Dividends and Bank Capital in the Financial Crisis of 2007-2009
The headline numbers appear to show that even as banks and financial intermediaries suffered large credit losses in the financial crisis of 2007-09, they raised substantial amounts of new capital, both from private investors and through government-funded capital injections. However, on closer inspection the composition of bank capital shifted radically from one based on common equity to that based on debt-like hybrid claims such as preferred equity and subordinated debt. The erosion of common equity was exacerbated by large scale payments of dividends, in spite of widely anticipated credit losses. Dividend payments represent a transfer from creditors (and potentially taxpayers) to equity holders in violation of the priority of debt over equity. The dwindling pool of common equity in the banking system may have been one reason for the continued reluctance by banks to lend over this period. We draw conclusions on how capital regulation may be reformed in light of our findings.
|Date of creation:||Mar 2011|
|Date of revision:|
|Contact details of provider:|| Postal: |
Web page: http://www.nber.org
More information through EDIRC

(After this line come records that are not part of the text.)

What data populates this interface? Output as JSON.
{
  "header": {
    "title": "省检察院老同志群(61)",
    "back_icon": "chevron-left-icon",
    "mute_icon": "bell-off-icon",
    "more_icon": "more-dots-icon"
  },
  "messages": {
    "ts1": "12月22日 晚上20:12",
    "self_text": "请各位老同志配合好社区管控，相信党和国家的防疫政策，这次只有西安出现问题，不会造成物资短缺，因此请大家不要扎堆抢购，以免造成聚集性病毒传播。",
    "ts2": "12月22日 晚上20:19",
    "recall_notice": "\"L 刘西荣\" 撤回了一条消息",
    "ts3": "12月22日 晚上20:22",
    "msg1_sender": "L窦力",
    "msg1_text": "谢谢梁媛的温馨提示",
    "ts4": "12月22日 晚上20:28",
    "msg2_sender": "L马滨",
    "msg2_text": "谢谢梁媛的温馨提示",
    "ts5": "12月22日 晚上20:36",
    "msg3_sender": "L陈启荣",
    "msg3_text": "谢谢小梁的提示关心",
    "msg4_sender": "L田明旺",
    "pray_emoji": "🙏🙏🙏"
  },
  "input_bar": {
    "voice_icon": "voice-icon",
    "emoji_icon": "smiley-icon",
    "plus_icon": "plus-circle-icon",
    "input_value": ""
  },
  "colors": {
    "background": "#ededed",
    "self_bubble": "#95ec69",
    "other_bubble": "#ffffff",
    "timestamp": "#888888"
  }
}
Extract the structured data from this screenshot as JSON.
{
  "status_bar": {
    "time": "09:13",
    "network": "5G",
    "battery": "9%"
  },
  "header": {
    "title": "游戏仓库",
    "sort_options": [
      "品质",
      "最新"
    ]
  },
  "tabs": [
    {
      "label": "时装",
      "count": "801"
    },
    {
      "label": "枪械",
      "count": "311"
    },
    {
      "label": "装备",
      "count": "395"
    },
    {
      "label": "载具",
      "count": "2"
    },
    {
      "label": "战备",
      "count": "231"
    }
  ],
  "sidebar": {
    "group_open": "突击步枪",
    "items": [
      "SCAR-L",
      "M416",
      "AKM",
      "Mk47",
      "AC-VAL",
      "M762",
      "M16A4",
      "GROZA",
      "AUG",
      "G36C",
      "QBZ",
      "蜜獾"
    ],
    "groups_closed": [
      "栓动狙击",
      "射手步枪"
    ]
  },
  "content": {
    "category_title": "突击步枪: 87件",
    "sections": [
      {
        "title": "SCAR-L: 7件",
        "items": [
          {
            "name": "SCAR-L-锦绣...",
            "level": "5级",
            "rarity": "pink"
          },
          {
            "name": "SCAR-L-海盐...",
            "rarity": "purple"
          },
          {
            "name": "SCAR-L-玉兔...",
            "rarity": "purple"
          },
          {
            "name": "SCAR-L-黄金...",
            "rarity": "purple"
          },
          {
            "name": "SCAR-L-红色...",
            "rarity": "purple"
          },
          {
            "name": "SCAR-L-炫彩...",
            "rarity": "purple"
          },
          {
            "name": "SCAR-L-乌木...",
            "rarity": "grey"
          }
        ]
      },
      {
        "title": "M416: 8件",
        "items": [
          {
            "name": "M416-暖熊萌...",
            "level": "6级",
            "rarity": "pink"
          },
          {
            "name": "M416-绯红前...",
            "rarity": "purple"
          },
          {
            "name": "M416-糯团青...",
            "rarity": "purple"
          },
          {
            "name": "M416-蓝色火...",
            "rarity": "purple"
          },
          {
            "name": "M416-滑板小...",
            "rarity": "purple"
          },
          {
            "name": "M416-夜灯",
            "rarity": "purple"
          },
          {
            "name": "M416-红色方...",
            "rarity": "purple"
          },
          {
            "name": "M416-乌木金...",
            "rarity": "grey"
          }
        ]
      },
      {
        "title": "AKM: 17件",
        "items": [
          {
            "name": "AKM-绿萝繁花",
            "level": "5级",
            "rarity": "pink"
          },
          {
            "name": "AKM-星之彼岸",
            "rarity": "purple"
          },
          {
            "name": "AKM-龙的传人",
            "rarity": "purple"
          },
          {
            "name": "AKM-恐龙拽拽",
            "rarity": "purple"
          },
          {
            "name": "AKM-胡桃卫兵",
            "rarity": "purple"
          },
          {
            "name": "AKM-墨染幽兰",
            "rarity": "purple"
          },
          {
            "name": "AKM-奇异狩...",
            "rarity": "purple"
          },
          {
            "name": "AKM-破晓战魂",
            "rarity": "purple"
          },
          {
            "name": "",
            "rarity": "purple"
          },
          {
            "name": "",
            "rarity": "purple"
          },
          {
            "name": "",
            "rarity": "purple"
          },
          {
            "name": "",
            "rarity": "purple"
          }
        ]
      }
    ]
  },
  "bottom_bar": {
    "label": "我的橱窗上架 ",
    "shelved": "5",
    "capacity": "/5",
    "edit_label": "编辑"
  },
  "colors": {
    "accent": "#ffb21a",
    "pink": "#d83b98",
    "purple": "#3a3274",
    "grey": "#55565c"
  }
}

Please report citation or reference errors to , or , if you are the registered author of the cited work, log in to your RePEc Author Service profile, click on "citations" and make appropriate adjustments.:
- Viral V. Acharya & Hamid Mehran & Anjan V. Thakor, 2010.
"Caught between Scylla and Charybdis? Regulating bank leverage when there is rent seeking and risk shifting,"
469, Federal Reserve Bank of New York.
- Viral V. Acharya & Hamid Mehran & Anjan V. Thakor, 2010. "Caught between Scylla and Charybdis? Regulating bank leverage when there is rent seeking and risk shifting," Working Paper 1024, Federal Reserve Bank of Cleveland.
- Acharya, Viral V & Mehran, Hamid & Thakor, Anjan, 2012. "Caught between Scylla and Charybdis? Regulating bank leverage when there is rent-seeking and risk-shifting," CEPR Discussion Papers 8822, C.E.P.R. Discussion Papers.
- Viral V. Acharya & Philipp Schnabl & Gustavo Suarez, 2010.
"Securitization without risk transfer,"
NBER Working Papers
15730, National Bureau of Economic Research, Inc.
- Adrian, Tobias & Shin, Hyun Song, 2010.
"Liquidity and leverage,"
Journal of Financial Intermediation,
Elsevier, vol. 19(3), pages 418-437, July.
- Stewart C. Myers & Nicholas S. Majluf, 1984. "Corporate Financing and Investment Decisions When Firms Have InformationThat Investors Do Not Have," NBER Working Papers 1396, National Bureau of Economic Research, Inc.
- Viral V. Acharya & S. Viswanathan, 2011.
"Leverage, Moral Hazard, and Liquidity,"
Journal of Finance,
American Finance Association, vol. 66(1), pages 99-138, 02.
- Paul R. Masson, 2008. "Monetary Policy," Chapters, in: International Handbook of Development Economics, Volumes 1 & 2, chapter 54 Edward Elgar.
- Myers, Stewart C. & Majluf, Nicholas S., 1984. "Corporate financing and investment decisions when firms have information that investors do not have," Journal of Financial Economics, Elsevier, vol. 13(2), pages 187-221, June.
- Myers, Stewart C. & Majluf, Nicolás S., 1945-, 1984. "Corporate financing and investment decisions when firms have information that investors do not have," Working papers 1523-84., Massachusetts Institute of Technology (MIT), Sloan School of Management.
- Jensen, Michael C. & Meckling, William H., 1976. "Theory of the firm: Managerial behavior, agency costs and ownership structure," Journal of Financial Economics, Elsevier, vol. 3(4), pages 305-360, October.
- Eric S. Rosengren, 2010. "Dividend policy and capital retention: a systemic “first response”," Speech 38, Federal Reserve Bank of Boston.
When requesting a correction, please mention this item's handle: RePEc:nbr:nberwo:16896. See general information about how to correct material in RePEc.
For technical questions regarding this item, or to correct its authors, title, abstract, bibliographic or download information, contact: ()
If references are entirely missing, you can add them using this form.